Collared parachute mushroom, Marasmius rotula in Dunn Woods

These little guys are pretty common, but so small as to go un-noticed unless you are looking closely. They grow in groups on leaf litter in most Indiana woodlands, and are amazingly beautiful in their symmetry. M. rotula is genetically related to the much larger Scotch bonnet, aka the fairy ring mushroom, Marasmius oreades.

Collared parachute mushroom, Marasmius rotula
Collared parachute mushroom, Marasmius rotula-The sectioned cap looks a bit lit a parachute explaining half the name
Collared parachute mushroom, Marasmius rotula
Collared parachute mushroom, Marasmius rotula
Collared parachute mushroom, Marasmius rotula
Collared parachute mushroom, Marasmius rotula-The gills do not attach to the stem (stipe), but rather terminate in a thin collar that surrounds the stipe, giving it the second part of its common name.
Collared parachute mushroom, Marasmius rotula
Collared parachute mushroom, Marasmius rotula-They are all small, with caps from 3/16″ to 3/4″ (5-20 mm) wide.

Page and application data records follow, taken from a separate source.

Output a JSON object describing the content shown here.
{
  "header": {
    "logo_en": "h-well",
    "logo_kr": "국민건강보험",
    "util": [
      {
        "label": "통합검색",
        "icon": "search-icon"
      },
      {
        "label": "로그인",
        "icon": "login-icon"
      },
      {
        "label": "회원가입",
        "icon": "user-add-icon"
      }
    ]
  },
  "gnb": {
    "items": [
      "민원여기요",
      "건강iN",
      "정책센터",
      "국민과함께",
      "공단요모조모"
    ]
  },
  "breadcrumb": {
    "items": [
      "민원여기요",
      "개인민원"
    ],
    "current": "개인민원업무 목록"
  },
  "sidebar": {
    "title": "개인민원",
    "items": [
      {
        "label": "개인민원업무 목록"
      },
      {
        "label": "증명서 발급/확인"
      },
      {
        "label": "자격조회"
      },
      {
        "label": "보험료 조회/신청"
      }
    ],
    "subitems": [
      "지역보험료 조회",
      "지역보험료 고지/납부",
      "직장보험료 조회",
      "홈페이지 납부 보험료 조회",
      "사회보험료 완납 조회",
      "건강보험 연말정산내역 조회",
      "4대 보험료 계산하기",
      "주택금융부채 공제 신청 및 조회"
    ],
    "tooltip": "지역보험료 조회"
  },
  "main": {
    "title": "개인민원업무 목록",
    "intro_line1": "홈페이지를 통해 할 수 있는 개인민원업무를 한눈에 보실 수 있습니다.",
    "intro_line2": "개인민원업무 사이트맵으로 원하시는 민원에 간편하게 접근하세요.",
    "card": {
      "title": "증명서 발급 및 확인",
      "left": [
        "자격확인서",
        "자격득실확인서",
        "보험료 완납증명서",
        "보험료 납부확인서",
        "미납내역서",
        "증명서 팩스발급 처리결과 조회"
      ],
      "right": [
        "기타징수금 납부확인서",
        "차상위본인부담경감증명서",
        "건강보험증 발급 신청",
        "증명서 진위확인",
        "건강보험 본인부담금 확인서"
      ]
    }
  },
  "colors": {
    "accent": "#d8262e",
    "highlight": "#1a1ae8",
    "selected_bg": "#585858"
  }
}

Leave a Reply

Your email address will not be published. Required fields are marked *